In the material below, count the lines with the word "data" and state that number only.
________________________
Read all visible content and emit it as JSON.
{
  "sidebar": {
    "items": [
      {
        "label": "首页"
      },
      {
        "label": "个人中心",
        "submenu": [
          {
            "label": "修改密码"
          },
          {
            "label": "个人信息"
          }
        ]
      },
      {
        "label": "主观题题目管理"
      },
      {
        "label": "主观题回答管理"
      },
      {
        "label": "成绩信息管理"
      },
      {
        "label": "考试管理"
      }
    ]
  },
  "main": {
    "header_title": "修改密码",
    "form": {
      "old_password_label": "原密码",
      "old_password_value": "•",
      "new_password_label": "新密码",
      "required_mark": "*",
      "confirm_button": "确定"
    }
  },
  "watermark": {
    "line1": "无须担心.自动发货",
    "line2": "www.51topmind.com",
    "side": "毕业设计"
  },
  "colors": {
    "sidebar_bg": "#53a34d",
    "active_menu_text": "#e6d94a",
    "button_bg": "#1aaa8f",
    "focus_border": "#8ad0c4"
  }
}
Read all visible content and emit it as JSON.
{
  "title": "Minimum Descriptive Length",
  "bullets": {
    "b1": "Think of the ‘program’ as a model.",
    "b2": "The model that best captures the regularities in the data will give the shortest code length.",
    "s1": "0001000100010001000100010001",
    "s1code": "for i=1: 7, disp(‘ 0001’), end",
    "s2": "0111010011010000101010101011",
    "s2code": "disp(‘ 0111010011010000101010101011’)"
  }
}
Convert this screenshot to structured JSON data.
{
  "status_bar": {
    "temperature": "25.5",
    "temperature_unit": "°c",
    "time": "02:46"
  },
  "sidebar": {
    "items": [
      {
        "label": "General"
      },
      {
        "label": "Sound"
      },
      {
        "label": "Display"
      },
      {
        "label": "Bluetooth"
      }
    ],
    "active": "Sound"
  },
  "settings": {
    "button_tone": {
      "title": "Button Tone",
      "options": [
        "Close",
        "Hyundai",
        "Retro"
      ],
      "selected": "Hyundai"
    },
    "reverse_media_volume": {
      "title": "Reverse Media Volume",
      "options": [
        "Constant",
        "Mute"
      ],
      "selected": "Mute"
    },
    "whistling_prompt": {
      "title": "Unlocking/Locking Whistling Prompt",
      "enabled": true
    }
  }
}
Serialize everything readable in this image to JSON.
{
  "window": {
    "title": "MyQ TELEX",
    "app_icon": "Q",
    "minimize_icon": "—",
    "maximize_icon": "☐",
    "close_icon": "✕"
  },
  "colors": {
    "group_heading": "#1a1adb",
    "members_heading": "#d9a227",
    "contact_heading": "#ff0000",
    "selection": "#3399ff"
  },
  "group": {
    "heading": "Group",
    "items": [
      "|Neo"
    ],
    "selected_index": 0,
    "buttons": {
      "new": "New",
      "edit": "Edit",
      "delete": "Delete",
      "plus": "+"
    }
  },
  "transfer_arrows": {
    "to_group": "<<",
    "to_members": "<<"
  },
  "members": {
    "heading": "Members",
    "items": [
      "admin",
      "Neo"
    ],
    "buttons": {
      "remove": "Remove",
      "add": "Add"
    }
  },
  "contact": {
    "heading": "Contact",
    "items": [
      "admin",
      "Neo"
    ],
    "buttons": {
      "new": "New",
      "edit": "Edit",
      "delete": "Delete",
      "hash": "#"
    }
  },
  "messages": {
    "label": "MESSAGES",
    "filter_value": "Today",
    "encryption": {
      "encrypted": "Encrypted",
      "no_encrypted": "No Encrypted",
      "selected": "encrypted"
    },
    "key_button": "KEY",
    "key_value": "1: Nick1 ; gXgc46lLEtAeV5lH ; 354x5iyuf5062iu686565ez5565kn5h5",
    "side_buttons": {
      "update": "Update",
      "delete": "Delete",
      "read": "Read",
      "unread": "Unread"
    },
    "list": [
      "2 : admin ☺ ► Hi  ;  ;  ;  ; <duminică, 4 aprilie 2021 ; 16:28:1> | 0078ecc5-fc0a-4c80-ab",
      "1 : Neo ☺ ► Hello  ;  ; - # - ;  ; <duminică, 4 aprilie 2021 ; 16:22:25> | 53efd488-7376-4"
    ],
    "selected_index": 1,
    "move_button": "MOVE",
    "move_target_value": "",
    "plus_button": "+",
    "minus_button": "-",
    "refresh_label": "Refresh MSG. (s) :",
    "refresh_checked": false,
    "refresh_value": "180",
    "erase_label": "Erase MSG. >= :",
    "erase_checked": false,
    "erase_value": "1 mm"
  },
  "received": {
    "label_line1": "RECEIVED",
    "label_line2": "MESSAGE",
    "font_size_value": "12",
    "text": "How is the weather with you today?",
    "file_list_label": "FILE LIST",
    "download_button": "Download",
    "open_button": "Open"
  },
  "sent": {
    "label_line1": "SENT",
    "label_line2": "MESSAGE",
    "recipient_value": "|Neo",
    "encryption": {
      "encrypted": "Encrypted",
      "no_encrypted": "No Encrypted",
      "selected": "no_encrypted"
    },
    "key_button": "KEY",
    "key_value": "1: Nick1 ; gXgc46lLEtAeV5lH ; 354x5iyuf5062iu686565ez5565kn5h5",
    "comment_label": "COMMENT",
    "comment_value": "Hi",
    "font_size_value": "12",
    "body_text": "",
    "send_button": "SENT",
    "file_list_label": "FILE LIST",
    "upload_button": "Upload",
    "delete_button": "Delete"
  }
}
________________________
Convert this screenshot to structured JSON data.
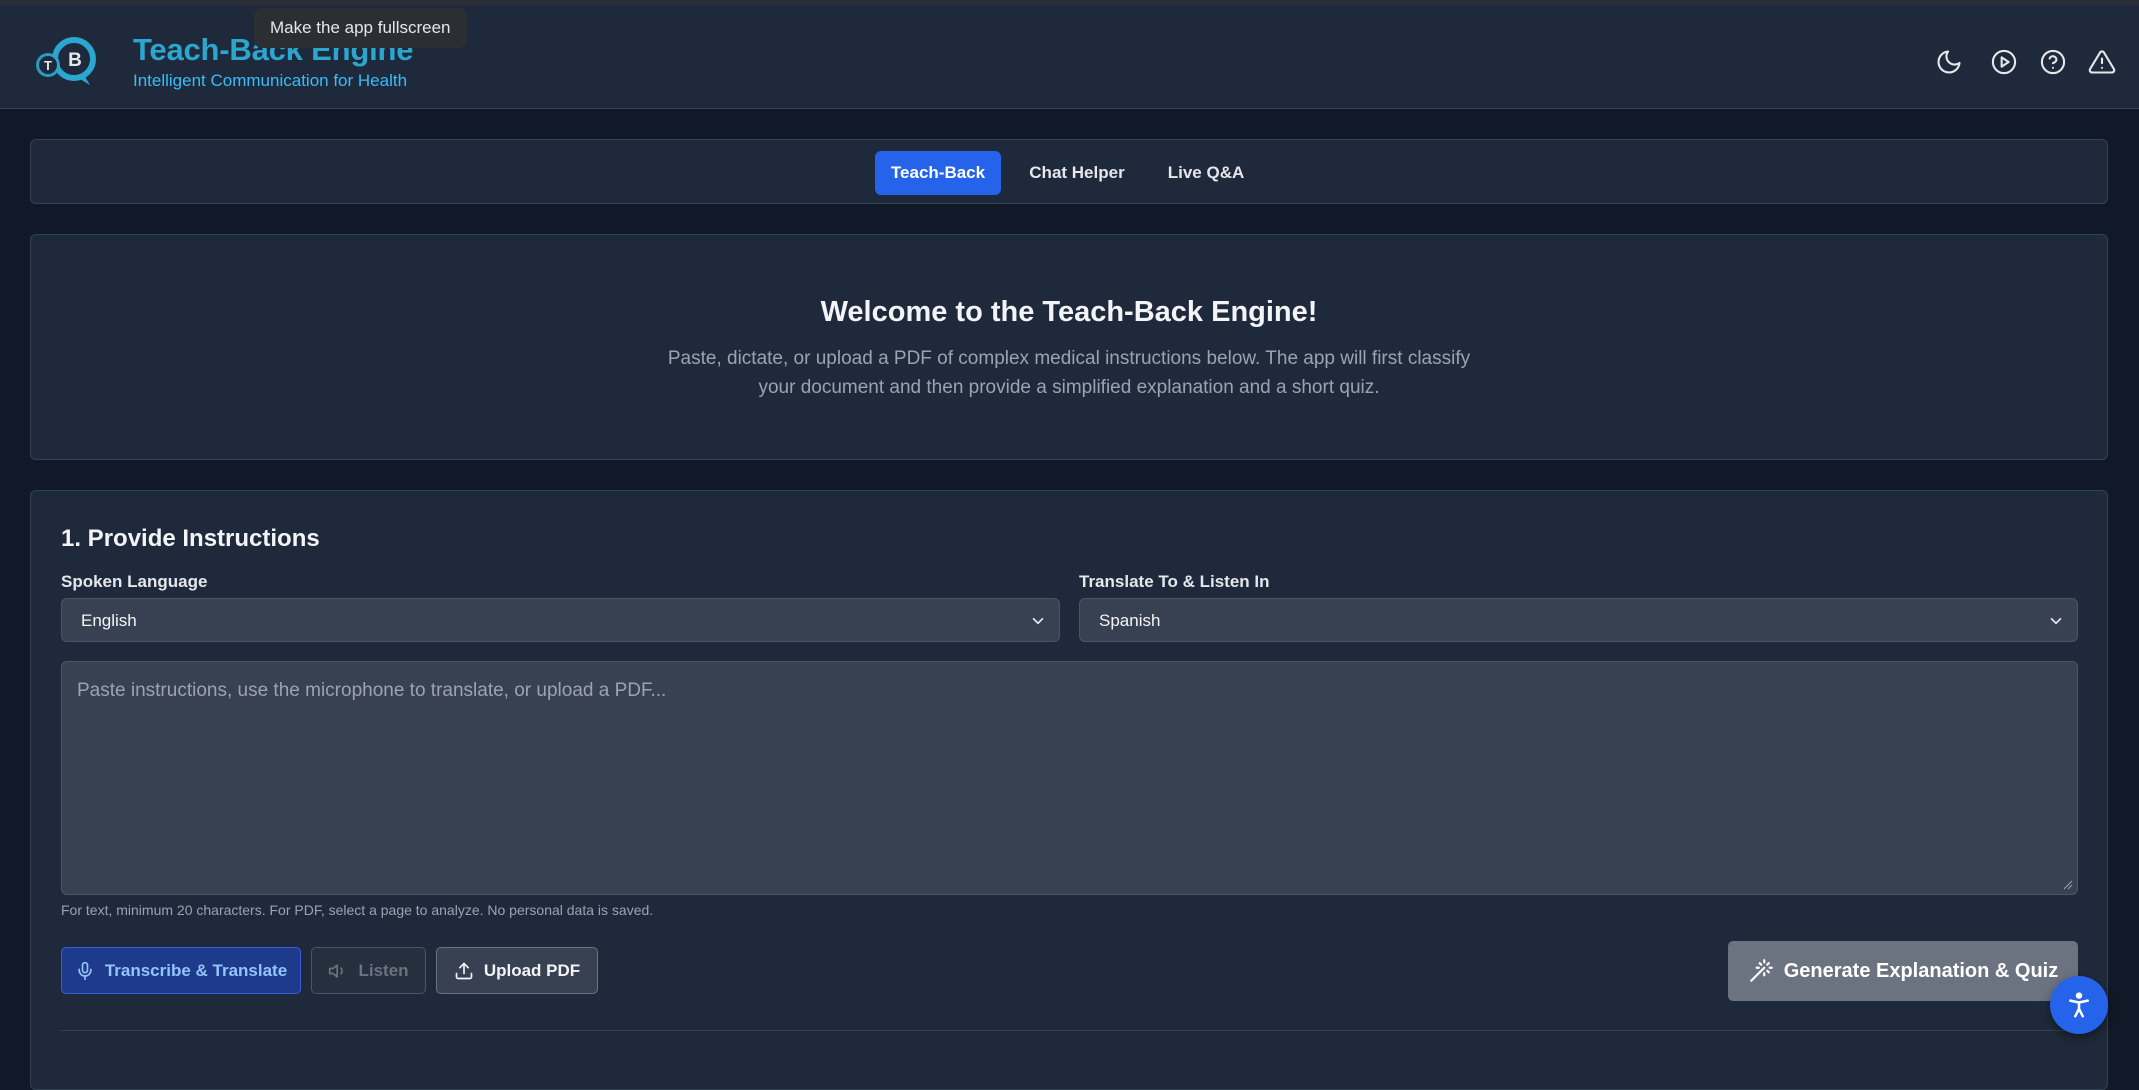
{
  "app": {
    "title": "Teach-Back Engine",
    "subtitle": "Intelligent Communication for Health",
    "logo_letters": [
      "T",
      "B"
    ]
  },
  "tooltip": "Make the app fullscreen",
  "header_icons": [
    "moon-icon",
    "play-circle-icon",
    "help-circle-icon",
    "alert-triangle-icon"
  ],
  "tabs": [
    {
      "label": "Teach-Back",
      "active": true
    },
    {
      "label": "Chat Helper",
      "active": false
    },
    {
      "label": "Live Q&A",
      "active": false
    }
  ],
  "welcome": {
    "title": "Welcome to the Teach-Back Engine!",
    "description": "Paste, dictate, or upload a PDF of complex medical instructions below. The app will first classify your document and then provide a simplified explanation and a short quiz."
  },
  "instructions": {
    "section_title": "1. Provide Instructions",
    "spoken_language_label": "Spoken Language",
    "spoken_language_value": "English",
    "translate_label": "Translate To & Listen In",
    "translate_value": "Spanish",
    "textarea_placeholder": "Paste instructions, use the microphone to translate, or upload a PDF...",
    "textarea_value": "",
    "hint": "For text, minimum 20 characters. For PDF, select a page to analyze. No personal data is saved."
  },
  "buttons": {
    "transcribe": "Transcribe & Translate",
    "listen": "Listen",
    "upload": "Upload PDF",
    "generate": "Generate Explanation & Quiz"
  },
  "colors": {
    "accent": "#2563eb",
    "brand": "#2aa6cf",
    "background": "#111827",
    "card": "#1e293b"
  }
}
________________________
[Output of the task] 4